Exercise description — In how many lines of the listing does the string "label" appear? Give only the number.
━━━━━━━━━━━━━━━━━━━━
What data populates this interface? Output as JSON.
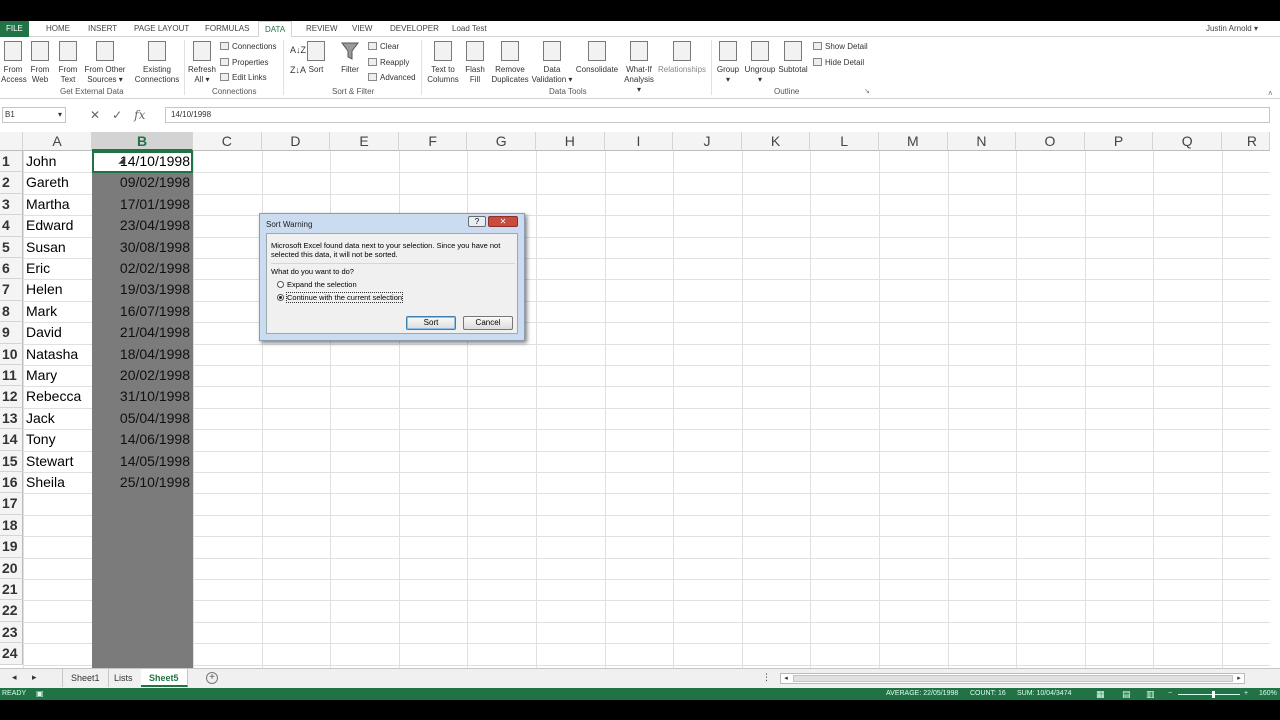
{
  "ribbon_tabs": [
    "FILE",
    "HOME",
    "INSERT",
    "PAGE LAYOUT",
    "FORMULAS",
    "DATA",
    "REVIEW",
    "VIEW",
    "DEVELOPER",
    "Load Test"
  ],
  "user_name": "Justin Arnold",
  "ribbon": {
    "get_external": {
      "from_access": [
        "From",
        "Access"
      ],
      "from_web": [
        "From",
        "Web"
      ],
      "from_text": [
        "From",
        "Text"
      ],
      "from_other": [
        "From Other",
        "Sources ▾"
      ],
      "existing": [
        "Existing",
        "Connections"
      ],
      "label": "Get External Data"
    },
    "connections": {
      "refresh": [
        "Refresh",
        "All ▾"
      ],
      "connections": "Connections",
      "properties": "Properties",
      "edit_links": "Edit Links",
      "label": "Connections"
    },
    "sort_filter": {
      "sort": "Sort",
      "filter": "Filter",
      "clear": "Clear",
      "reapply": "Reapply",
      "advanced": "Advanced",
      "label": "Sort & Filter"
    },
    "data_tools": {
      "text_to_columns": [
        "Text to",
        "Columns"
      ],
      "flash_fill": [
        "Flash",
        "Fill"
      ],
      "remove_duplicates": [
        "Remove",
        "Duplicates"
      ],
      "data_validation": [
        "Data",
        "Validation ▾"
      ],
      "consolidate": "Consolidate",
      "what_if": [
        "What-If",
        "Analysis ▾"
      ],
      "relationships": "Relationships",
      "label": "Data Tools"
    },
    "outline": {
      "group": [
        "Group",
        "▾"
      ],
      "ungroup": [
        "Ungroup",
        "▾"
      ],
      "subtotal": "Subtotal",
      "show_detail": "Show Detail",
      "hide_detail": "Hide Detail",
      "label": "Outline"
    }
  },
  "name_box": "B1",
  "formula_value": "14/10/1998",
  "columns": [
    "A",
    "B",
    "C",
    "D",
    "E",
    "F",
    "G",
    "H",
    "I",
    "J",
    "K",
    "L",
    "M",
    "N",
    "O",
    "P",
    "Q",
    "R"
  ],
  "rows": [
    "1",
    "2",
    "3",
    "4",
    "5",
    "6",
    "7",
    "8",
    "9",
    "10",
    "11",
    "12",
    "13",
    "14",
    "15",
    "16",
    "17",
    "18",
    "19",
    "20",
    "21",
    "22",
    "23",
    "24"
  ],
  "names": [
    "John",
    "Gareth",
    "Martha",
    "Edward",
    "Susan",
    "Eric",
    "Helen",
    "Mark",
    "David",
    "Natasha",
    "Mary",
    "Rebecca",
    "Jack",
    "Tony",
    "Stewart",
    "Sheila"
  ],
  "dates": [
    "14/10/1998",
    "09/02/1998",
    "17/01/1998",
    "23/04/1998",
    "30/08/1998",
    "02/02/1998",
    "19/03/1998",
    "16/07/1998",
    "21/04/1998",
    "18/04/1998",
    "20/02/1998",
    "31/10/1998",
    "05/04/1998",
    "14/06/1998",
    "14/05/1998",
    "25/10/1998"
  ],
  "dialog": {
    "title": "Sort Warning",
    "help": "?",
    "close": "✕",
    "message_line1": "Microsoft Excel found data next to your selection.  Since you have not",
    "message_line2": "selected this data, it will not be sorted.",
    "question": "What do you want to do?",
    "option_expand": "Expand the selection",
    "option_continue": "Continue with the current selection",
    "sort_button": "Sort",
    "cancel_button": "Cancel"
  },
  "sheets": [
    "Sheet1",
    "Lists",
    "Sheet5"
  ],
  "active_sheet": "Sheet5",
  "status": {
    "ready": "READY",
    "average": "AVERAGE: 22/05/1998",
    "count": "COUNT: 16",
    "sum": "SUM: 10/04/3474",
    "zoom": "160%"
  },
  "colors": {
    "accent": "#217346",
    "selection": "#7b7b7b",
    "dialog_frame": "#cbdcf0"
  }
}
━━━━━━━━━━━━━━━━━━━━
Answer for this exercise — 5